§ Task prompt: Select all lines in the records that include "with".

☆ ☆ ☆ ☆

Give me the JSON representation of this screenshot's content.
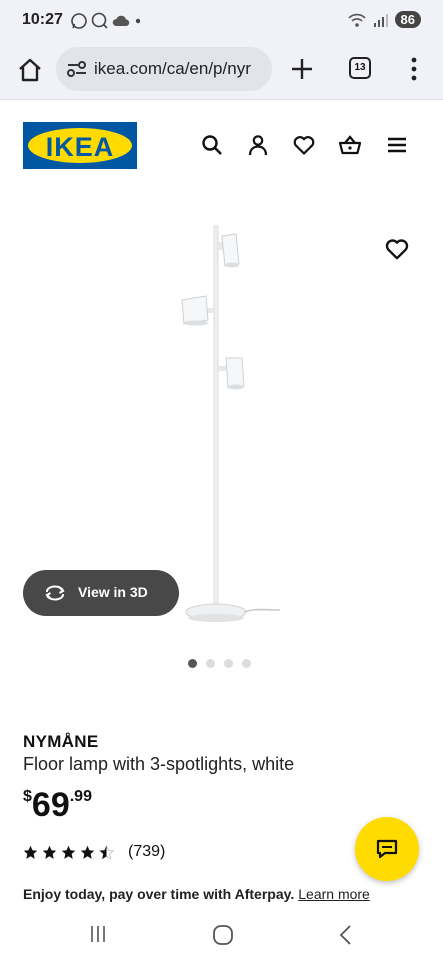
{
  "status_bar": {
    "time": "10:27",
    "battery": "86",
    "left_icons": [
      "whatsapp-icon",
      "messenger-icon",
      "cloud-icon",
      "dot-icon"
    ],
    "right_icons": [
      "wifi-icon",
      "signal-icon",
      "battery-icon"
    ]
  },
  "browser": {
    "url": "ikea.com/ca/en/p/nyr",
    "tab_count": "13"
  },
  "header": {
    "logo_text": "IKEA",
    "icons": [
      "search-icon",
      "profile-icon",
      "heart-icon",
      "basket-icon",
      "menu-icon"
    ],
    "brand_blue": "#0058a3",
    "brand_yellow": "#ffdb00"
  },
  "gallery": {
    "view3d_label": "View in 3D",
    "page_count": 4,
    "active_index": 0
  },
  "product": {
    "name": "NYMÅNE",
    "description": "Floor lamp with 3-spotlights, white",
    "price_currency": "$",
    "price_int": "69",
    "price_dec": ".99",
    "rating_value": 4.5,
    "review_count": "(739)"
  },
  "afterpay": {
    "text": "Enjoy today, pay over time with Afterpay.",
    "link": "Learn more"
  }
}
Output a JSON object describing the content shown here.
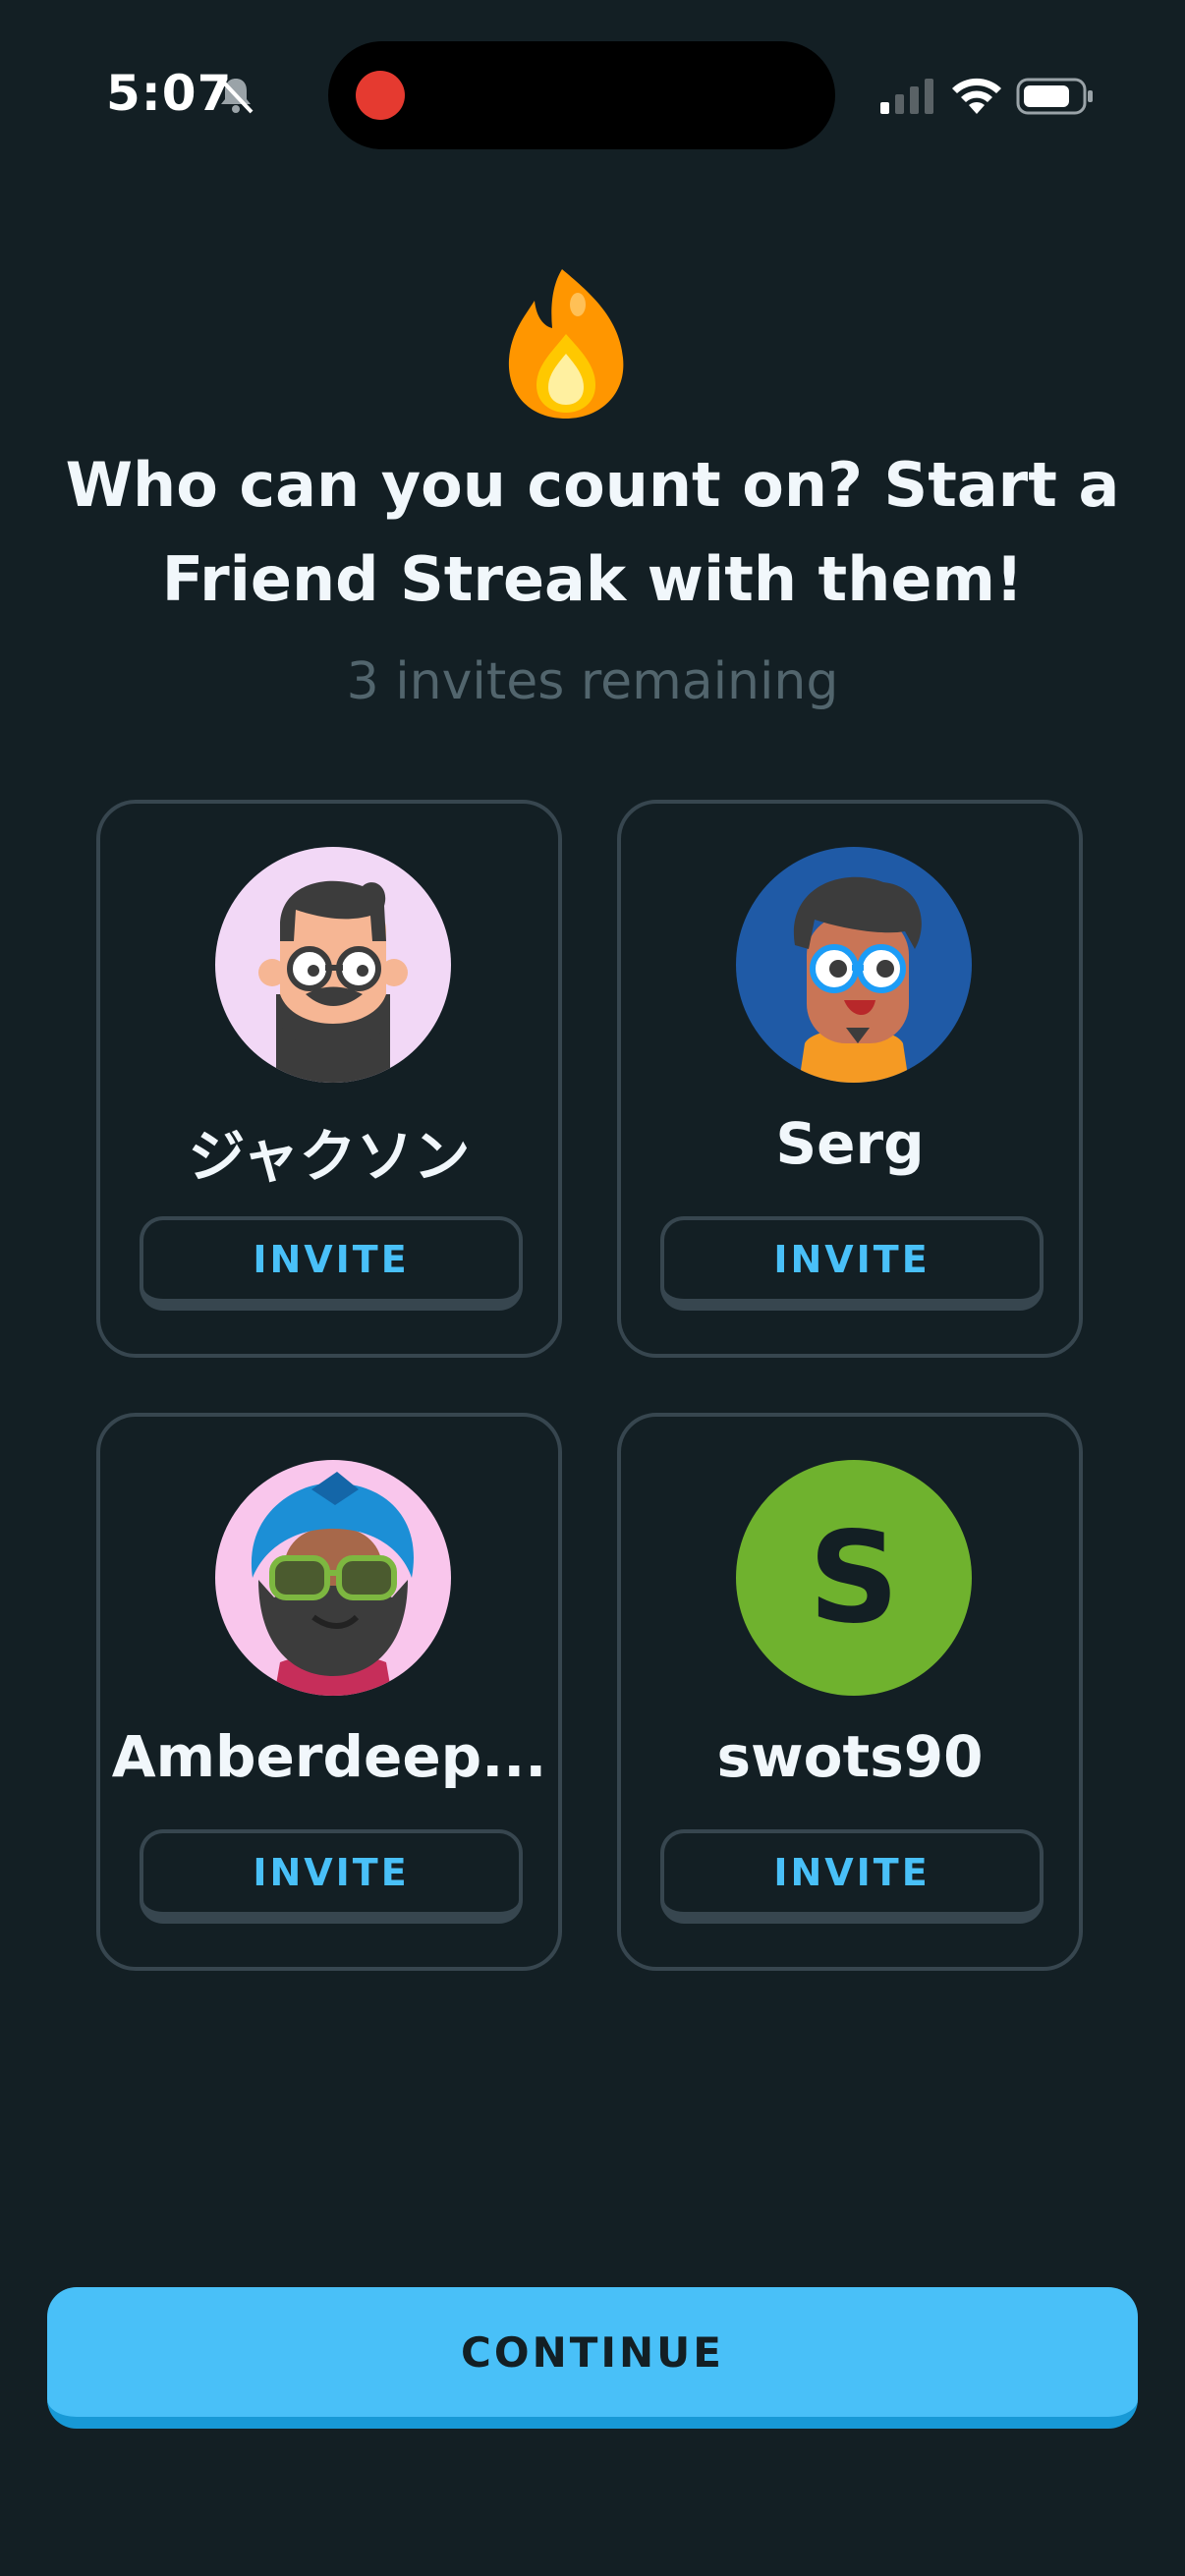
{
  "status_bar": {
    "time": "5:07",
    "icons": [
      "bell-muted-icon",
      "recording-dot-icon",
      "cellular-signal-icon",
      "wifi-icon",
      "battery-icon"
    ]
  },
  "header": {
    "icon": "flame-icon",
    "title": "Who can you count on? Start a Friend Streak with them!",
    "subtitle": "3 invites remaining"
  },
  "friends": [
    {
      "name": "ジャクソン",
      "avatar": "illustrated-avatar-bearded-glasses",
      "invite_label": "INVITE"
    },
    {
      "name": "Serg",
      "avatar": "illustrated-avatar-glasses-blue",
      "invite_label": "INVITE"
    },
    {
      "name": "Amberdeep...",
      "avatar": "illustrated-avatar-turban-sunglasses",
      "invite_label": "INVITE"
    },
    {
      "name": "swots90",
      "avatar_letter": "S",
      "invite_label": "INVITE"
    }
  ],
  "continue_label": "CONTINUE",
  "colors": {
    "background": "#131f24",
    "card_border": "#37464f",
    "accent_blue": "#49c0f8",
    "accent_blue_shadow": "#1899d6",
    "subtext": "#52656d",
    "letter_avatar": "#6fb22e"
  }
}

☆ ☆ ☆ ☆

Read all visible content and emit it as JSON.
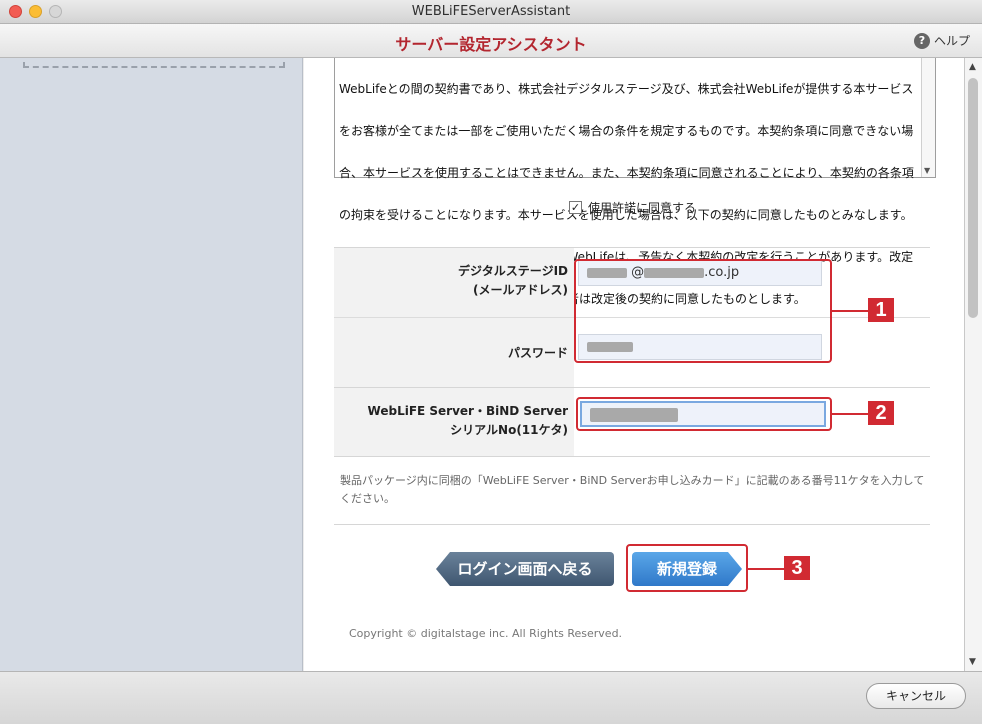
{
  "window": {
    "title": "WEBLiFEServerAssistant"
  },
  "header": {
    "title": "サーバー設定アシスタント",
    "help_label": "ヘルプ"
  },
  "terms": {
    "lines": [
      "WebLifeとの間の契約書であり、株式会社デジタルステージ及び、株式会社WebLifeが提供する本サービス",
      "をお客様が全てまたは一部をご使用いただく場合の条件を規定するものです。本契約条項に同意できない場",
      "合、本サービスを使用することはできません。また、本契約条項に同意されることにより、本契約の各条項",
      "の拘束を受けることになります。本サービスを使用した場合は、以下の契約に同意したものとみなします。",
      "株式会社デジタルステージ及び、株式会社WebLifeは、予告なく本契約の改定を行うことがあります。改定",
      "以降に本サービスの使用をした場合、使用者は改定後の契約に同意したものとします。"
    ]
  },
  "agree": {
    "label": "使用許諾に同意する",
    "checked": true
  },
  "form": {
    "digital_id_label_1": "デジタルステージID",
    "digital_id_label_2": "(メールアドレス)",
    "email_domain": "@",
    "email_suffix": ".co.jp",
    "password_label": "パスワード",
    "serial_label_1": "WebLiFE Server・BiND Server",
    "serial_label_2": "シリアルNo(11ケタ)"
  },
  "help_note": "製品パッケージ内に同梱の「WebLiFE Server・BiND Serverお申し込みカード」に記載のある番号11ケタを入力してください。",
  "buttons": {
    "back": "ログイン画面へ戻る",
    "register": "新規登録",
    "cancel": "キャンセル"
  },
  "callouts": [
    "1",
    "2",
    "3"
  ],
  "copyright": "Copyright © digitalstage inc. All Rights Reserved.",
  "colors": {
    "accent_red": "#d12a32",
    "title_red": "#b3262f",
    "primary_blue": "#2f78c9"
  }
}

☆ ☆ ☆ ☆

§ Answer to the exercise:
    "description": "Floor lamp with 3-spotlights, white",
    "text": "Enjoy today, pay over time with Afterpay.",
    "title": "Who can you count on? Start a Friend Streak with them!",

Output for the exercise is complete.